Andrew Jackson and the Spoils System
Small “r” republican John C. Calhoun of South Carolina predicted the result when political victory became a license for partisan favors to be distributed to base and corrupt party men.
Bernhard Thuersam, Circa1865
Andrew Jackson and the Spoils System:
“[For] the first forty years of our history were singularly free from the spoils system, with the coming of Andrew Jackson, “the man of perpetual fury,” all this had been changed. Jackson frankly divided the spoils of political victory with his fellow Democrats and established a precedent which successive administrations, Democrat, Whig and Republican alike, had eagerly followed, till slowly, but with terrible certainty, the partisan conception had grown into a system, generally accepted as an unavoidable incident of popular government.
There had, of course, always been indignant protestants. Calhoun, in 1835, declared:
“So long as the offices were considered as public trusts, to be conferred on the honest, the faithful and capable, for the common good, and not for the benefit or gain of the incumbent or his party, and so long it was the practice of the Government to continue in office those who faithfully performed their duties, its patronage, in point of fact, was limited to the mere power of nominating to accidental vacancies or to newly created offices, and would, of course, exercise but a moderate influence either over the body of the community or over the office holders themselves; but when this practice was reversed – when offices, instead of being considered as public trusts, to be conferred on the deserving, were regarded as the spoils of victory, to be bestowed as rewards for partisan service – it is easy to see the certain, direct and inevitable tendency . . . to convert the entire body of those in office into corrupt and supple instruments of power, and to raise up a host of hungry, greedy and subservient partisans, ready for every service, however base and corrupt.”
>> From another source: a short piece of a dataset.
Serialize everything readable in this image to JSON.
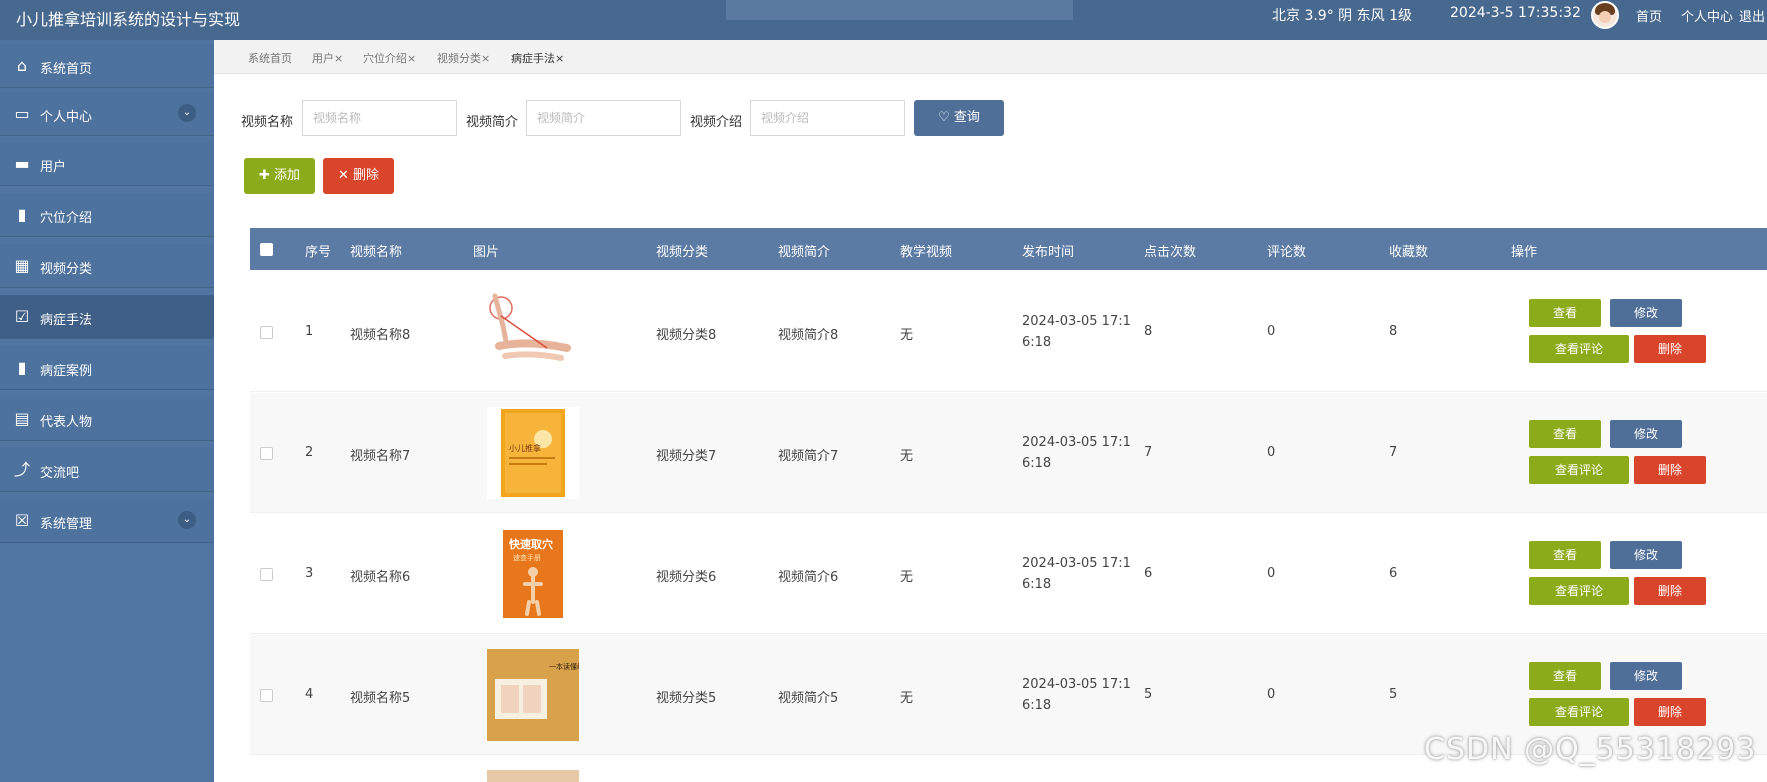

(Grover Cleveland, The Man and the Statesman, Volume I, Harper & Brothers, 1923, pp. 121-122)